*Work required*
Within this material, find every line where the string "glyph" appears, and copy it out.
# # # # # # #
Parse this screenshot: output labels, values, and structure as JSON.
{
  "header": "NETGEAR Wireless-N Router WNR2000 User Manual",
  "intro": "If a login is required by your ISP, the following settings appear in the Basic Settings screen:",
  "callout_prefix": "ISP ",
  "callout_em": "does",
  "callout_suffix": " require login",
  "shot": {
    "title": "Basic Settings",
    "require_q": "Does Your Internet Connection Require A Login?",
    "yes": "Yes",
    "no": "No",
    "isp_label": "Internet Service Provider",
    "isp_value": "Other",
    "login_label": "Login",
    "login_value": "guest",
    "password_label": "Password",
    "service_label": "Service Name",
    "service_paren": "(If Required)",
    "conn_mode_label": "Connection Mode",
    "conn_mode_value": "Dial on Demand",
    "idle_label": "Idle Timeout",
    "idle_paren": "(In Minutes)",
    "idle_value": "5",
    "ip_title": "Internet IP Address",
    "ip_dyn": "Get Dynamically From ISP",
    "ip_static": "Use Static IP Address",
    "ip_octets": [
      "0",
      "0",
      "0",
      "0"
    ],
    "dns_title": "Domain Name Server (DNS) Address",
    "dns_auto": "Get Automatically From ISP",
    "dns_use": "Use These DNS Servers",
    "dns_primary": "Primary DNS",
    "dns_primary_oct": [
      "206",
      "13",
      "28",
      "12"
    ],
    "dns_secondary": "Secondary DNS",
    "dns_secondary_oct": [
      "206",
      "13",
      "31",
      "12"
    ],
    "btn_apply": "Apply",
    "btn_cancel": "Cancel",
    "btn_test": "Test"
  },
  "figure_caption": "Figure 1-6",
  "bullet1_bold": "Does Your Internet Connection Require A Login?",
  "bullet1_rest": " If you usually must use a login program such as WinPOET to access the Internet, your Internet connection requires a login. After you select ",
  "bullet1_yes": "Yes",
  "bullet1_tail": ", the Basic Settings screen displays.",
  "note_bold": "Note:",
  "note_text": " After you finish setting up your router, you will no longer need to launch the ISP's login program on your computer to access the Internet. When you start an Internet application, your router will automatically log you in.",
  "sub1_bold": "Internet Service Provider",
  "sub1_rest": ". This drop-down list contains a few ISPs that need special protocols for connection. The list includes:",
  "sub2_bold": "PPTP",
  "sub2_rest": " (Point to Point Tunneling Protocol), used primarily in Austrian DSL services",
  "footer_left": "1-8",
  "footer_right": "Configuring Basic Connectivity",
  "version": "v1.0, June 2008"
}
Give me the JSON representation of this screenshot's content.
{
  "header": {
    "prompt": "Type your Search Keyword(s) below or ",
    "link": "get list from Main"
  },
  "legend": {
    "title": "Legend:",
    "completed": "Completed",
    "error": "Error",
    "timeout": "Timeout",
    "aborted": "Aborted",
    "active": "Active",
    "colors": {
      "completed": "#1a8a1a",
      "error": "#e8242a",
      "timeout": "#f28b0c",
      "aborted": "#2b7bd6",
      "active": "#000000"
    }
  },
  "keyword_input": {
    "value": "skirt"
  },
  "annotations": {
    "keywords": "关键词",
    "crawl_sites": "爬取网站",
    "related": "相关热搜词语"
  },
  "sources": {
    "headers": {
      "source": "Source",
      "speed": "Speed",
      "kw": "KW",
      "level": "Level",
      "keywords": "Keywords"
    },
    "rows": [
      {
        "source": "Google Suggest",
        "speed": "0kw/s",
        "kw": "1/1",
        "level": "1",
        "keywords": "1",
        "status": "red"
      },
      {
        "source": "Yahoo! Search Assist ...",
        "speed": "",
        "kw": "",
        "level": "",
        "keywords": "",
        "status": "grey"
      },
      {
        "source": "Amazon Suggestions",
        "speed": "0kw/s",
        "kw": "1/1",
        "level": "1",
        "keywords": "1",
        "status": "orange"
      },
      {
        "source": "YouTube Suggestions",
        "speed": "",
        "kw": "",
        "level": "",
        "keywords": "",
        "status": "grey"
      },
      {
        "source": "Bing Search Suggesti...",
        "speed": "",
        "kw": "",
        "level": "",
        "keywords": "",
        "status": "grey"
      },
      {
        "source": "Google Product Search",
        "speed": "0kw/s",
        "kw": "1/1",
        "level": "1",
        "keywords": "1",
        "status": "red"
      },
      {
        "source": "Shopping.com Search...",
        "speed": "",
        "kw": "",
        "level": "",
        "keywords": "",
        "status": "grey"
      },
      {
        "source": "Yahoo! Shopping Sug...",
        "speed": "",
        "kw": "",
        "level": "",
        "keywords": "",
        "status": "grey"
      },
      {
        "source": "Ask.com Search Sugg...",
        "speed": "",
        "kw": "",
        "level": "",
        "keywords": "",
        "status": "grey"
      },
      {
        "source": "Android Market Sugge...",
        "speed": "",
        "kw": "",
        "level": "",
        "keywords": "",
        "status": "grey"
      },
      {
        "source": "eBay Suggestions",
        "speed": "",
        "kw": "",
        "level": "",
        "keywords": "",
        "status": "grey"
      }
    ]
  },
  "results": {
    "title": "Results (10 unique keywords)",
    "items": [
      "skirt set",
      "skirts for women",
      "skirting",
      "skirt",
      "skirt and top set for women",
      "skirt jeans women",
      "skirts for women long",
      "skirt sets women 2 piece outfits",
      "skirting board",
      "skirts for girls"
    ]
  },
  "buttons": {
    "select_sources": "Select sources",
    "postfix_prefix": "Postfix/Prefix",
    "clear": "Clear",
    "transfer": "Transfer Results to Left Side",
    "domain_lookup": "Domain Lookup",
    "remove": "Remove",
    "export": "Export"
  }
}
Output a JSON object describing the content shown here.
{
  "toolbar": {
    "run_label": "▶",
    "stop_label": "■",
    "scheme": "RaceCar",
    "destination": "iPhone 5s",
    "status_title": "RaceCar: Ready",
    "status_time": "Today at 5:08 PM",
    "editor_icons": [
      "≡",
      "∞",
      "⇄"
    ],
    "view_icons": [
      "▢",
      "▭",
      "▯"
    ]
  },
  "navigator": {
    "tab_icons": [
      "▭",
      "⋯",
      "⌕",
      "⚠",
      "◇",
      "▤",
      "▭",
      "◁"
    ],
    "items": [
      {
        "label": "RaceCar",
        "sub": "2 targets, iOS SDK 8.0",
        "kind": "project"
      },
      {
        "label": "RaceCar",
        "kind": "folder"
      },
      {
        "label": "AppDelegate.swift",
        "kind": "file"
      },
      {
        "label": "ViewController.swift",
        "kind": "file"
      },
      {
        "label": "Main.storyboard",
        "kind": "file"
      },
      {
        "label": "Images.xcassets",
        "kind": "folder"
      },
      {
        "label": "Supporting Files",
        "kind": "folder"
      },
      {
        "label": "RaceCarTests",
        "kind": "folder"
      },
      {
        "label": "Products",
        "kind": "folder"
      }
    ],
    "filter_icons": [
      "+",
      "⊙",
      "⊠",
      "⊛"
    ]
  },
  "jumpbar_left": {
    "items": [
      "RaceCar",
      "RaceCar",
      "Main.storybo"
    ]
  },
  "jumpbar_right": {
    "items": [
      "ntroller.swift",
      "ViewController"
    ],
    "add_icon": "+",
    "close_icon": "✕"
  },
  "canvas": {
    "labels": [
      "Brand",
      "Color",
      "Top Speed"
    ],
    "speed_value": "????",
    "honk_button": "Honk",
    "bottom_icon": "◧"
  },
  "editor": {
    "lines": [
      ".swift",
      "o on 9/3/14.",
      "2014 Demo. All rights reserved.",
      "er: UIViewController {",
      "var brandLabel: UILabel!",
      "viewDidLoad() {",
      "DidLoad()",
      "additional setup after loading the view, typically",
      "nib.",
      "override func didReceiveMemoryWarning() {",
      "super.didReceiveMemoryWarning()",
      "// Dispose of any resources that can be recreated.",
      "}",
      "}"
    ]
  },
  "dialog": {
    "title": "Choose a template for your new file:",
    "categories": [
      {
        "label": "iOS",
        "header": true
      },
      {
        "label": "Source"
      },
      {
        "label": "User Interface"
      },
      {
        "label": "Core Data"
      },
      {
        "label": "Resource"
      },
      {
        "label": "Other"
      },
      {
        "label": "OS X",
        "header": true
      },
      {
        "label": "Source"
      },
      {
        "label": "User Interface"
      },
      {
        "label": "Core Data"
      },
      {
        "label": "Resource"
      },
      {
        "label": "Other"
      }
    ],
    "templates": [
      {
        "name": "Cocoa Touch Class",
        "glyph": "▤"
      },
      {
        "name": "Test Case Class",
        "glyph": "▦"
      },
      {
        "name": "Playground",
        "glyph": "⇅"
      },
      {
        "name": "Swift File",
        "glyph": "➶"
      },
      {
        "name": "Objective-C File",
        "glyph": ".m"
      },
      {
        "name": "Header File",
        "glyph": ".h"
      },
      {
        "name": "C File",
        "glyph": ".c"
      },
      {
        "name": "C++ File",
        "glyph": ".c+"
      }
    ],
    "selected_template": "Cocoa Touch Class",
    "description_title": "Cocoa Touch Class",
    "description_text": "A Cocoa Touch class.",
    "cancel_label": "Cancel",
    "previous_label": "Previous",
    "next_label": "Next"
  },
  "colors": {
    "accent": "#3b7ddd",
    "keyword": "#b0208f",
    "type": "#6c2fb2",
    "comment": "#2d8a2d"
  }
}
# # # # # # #
*Solution for this exercise*
        "glyph": "▤"
        "glyph": "▦"
        "glyph": "⇅"
        "glyph": "➶"
        "glyph": ".m"
        "glyph": ".h"
        "glyph": ".c"
        "glyph": ".c+"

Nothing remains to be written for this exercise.